### [Records provided]
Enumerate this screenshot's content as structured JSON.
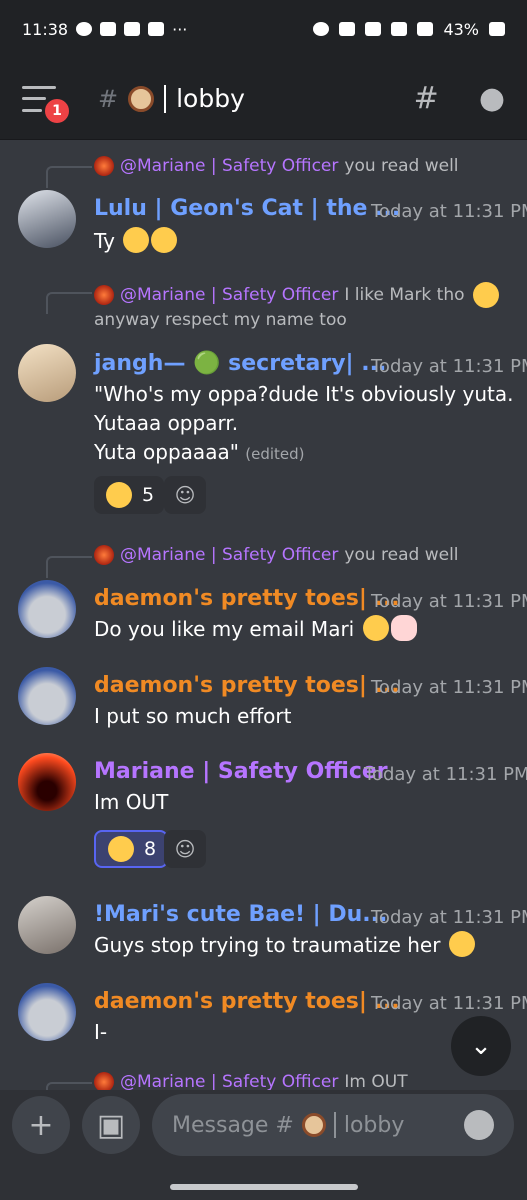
{
  "statusbar": {
    "time": "11:38",
    "dots": "···",
    "battery": "43%"
  },
  "header": {
    "badge": "1",
    "channel": "lobby"
  },
  "messages": [
    {
      "reply_name": "@Mariane | Safety Officer",
      "reply_text": "you read well",
      "author": "Lulu | Geon's Cat | the ...",
      "time": "Today at 11:31 PM",
      "text": "Ty"
    },
    {
      "reply_name": "@Mariane | Safety Officer",
      "reply_text": "I like Mark tho",
      "reply_text2": "anyway respect my name too",
      "author": "jangh— 🟢 secretary| ...",
      "time": "Today at 11:31 PM",
      "text": "\"Who's my oppa?dude It's obviously yuta.\nYutaaa opparr.\nYuta oppaaaa\"",
      "edited": "(edited)",
      "reaction_count": "5"
    },
    {
      "reply_name": "@Mariane | Safety Officer",
      "reply_text": "you read well",
      "author": "daemon's pretty toes| ...",
      "time": "Today at 11:31 PM",
      "text": "Do you like my email Mari"
    },
    {
      "author": "daemon's pretty toes| ...",
      "time": "Today at 11:31 PM",
      "text": "I put so much effort"
    },
    {
      "author": "Mariane | Safety Officer",
      "time": "Today at 11:31 PM",
      "text": "Im OUT",
      "reaction_count": "8"
    },
    {
      "author": "!Mari's cute Bae! | Du...",
      "time": "Today at 11:31 PM",
      "text": "Guys stop trying to traumatize her"
    },
    {
      "author": "daemon's pretty toes| ...",
      "time": "Today at 11:31 PM",
      "text": "I-"
    },
    {
      "reply_name": "@Mariane | Safety Officer",
      "reply_text": "Im OUT"
    }
  ],
  "composer": {
    "placeholder_prefix": "Message #",
    "placeholder_channel": "lobby"
  },
  "colors": {
    "bg": "#36393f",
    "header": "#202225",
    "blue_name": "#6fa0ff",
    "orange_name": "#f08a24",
    "purple_name": "#b675ff"
  }
}
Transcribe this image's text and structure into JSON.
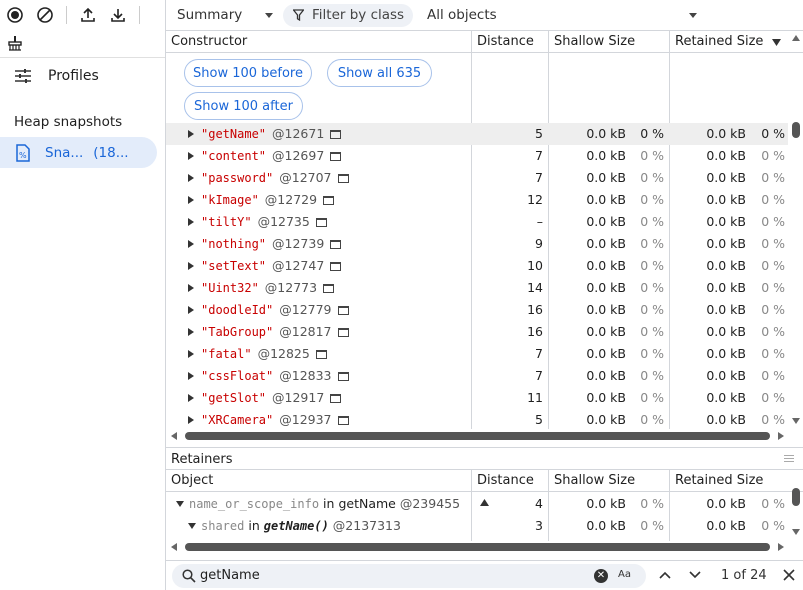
{
  "toolbar": {
    "icons": [
      "record-icon",
      "clear-icon",
      "upload-icon",
      "download-icon",
      "collect-garbage-icon"
    ]
  },
  "sidebar": {
    "profiles_label": "Profiles",
    "heap_snapshots_title": "Heap snapshots",
    "snapshot_item": {
      "name": "Sna...",
      "size": "(18..."
    }
  },
  "main_toolbar": {
    "view": "Summary",
    "filter_placeholder": "Filter by class",
    "objects": "All objects"
  },
  "grid": {
    "headers": {
      "constructor": "Constructor",
      "distance": "Distance",
      "shallow": "Shallow Size",
      "retained": "Retained Size"
    },
    "buttons": {
      "before": "Show 100 before",
      "all": "Show all 635",
      "after": "Show 100 after"
    },
    "rows": [
      {
        "name": "\"getName\"",
        "id": "@12671",
        "distance": "5",
        "shallow": "0.0 kB",
        "shallow_pct": "0 %",
        "retained": "0.0 kB",
        "retained_pct": "0 %",
        "selected": true
      },
      {
        "name": "\"content\"",
        "id": "@12697",
        "distance": "7",
        "shallow": "0.0 kB",
        "shallow_pct": "0 %",
        "retained": "0.0 kB",
        "retained_pct": "0 %"
      },
      {
        "name": "\"password\"",
        "id": "@12707",
        "distance": "7",
        "shallow": "0.0 kB",
        "shallow_pct": "0 %",
        "retained": "0.0 kB",
        "retained_pct": "0 %"
      },
      {
        "name": "\"kImage\"",
        "id": "@12729",
        "distance": "12",
        "shallow": "0.0 kB",
        "shallow_pct": "0 %",
        "retained": "0.0 kB",
        "retained_pct": "0 %"
      },
      {
        "name": "\"tiltY\"",
        "id": "@12735",
        "distance": "–",
        "shallow": "0.0 kB",
        "shallow_pct": "0 %",
        "retained": "0.0 kB",
        "retained_pct": "0 %"
      },
      {
        "name": "\"nothing\"",
        "id": "@12739",
        "distance": "9",
        "shallow": "0.0 kB",
        "shallow_pct": "0 %",
        "retained": "0.0 kB",
        "retained_pct": "0 %"
      },
      {
        "name": "\"setText\"",
        "id": "@12747",
        "distance": "10",
        "shallow": "0.0 kB",
        "shallow_pct": "0 %",
        "retained": "0.0 kB",
        "retained_pct": "0 %"
      },
      {
        "name": "\"Uint32\"",
        "id": "@12773",
        "distance": "14",
        "shallow": "0.0 kB",
        "shallow_pct": "0 %",
        "retained": "0.0 kB",
        "retained_pct": "0 %"
      },
      {
        "name": "\"doodleId\"",
        "id": "@12779",
        "distance": "16",
        "shallow": "0.0 kB",
        "shallow_pct": "0 %",
        "retained": "0.0 kB",
        "retained_pct": "0 %"
      },
      {
        "name": "\"TabGroup\"",
        "id": "@12817",
        "distance": "16",
        "shallow": "0.0 kB",
        "shallow_pct": "0 %",
        "retained": "0.0 kB",
        "retained_pct": "0 %"
      },
      {
        "name": "\"fatal\"",
        "id": "@12825",
        "distance": "7",
        "shallow": "0.0 kB",
        "shallow_pct": "0 %",
        "retained": "0.0 kB",
        "retained_pct": "0 %"
      },
      {
        "name": "\"cssFloat\"",
        "id": "@12833",
        "distance": "7",
        "shallow": "0.0 kB",
        "shallow_pct": "0 %",
        "retained": "0.0 kB",
        "retained_pct": "0 %"
      },
      {
        "name": "\"getSlot\"",
        "id": "@12917",
        "distance": "11",
        "shallow": "0.0 kB",
        "shallow_pct": "0 %",
        "retained": "0.0 kB",
        "retained_pct": "0 %"
      },
      {
        "name": "\"XRCamera\"",
        "id": "@12937",
        "distance": "5",
        "shallow": "0.0 kB",
        "shallow_pct": "0 %",
        "retained": "0.0 kB",
        "retained_pct": "0 %"
      }
    ]
  },
  "retainers": {
    "title": "Retainers",
    "headers": {
      "object": "Object",
      "distance": "Distance",
      "shallow": "Shallow Size",
      "retained": "Retained Size"
    },
    "rows": [
      {
        "prop": "name_or_scope_info",
        "in": "in",
        "obj": "getName",
        "id": "@239455",
        "distance": "4",
        "shallow": "0.0 kB",
        "shallow_pct": "0 %",
        "retained": "0.0 kB",
        "retained_pct": "0 %"
      },
      {
        "prop": "shared",
        "in": "in",
        "obj": "getName()",
        "id": "@2137313",
        "distance": "3",
        "shallow": "0.0 kB",
        "shallow_pct": "0 %",
        "retained": "0.0 kB",
        "retained_pct": "0 %"
      }
    ]
  },
  "search": {
    "value": "getName",
    "case_label": "Aa",
    "match_count": "1 of 24"
  }
}
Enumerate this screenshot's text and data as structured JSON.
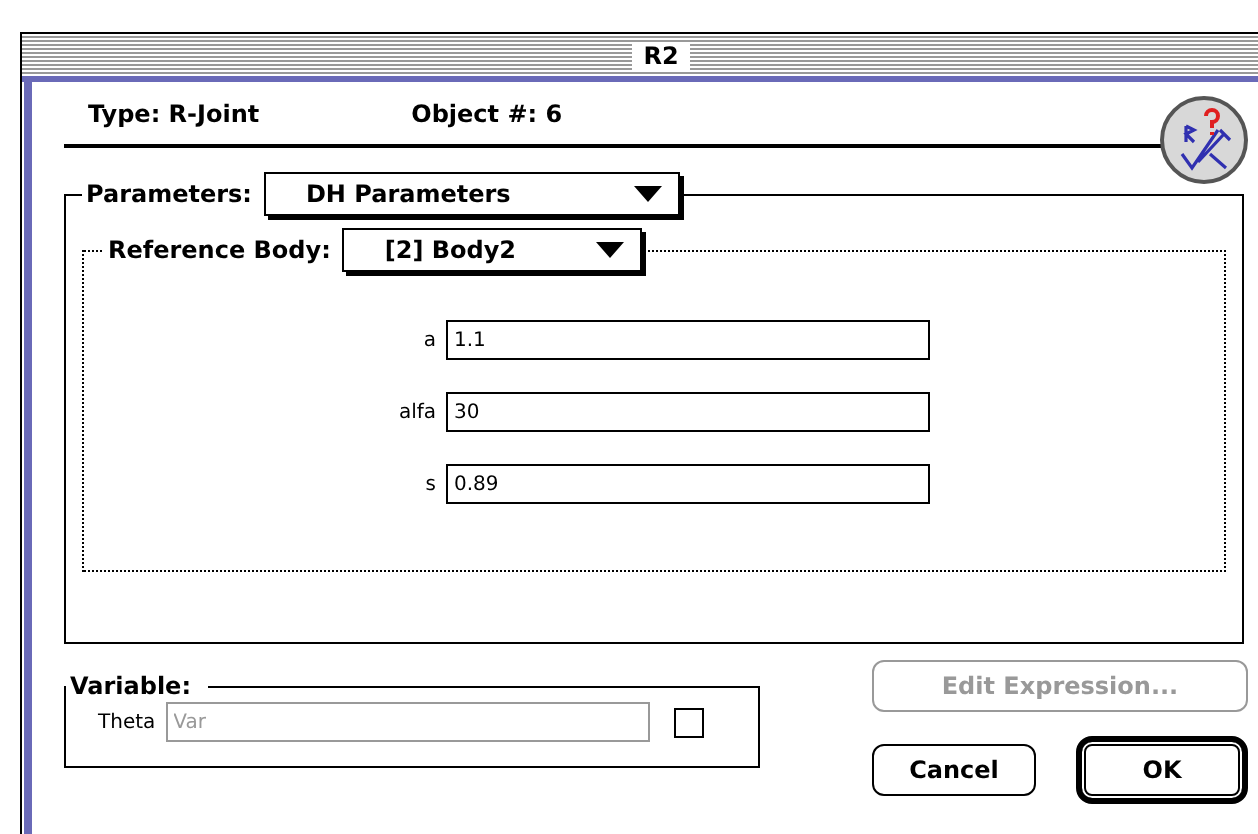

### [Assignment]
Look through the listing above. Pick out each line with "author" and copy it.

### [Reply]
      "author": "Lulu | Geon's Cat | the ...",
      "author": "jangh— 🟢 secretary| ...",
      "author": "daemon's pretty toes| ...",
      "author": "daemon's pretty toes| ...",
      "author": "Mariane | Safety Officer",
      "author": "!Mari's cute Bae! | Du...",
      "author": "daemon's pretty toes| ...",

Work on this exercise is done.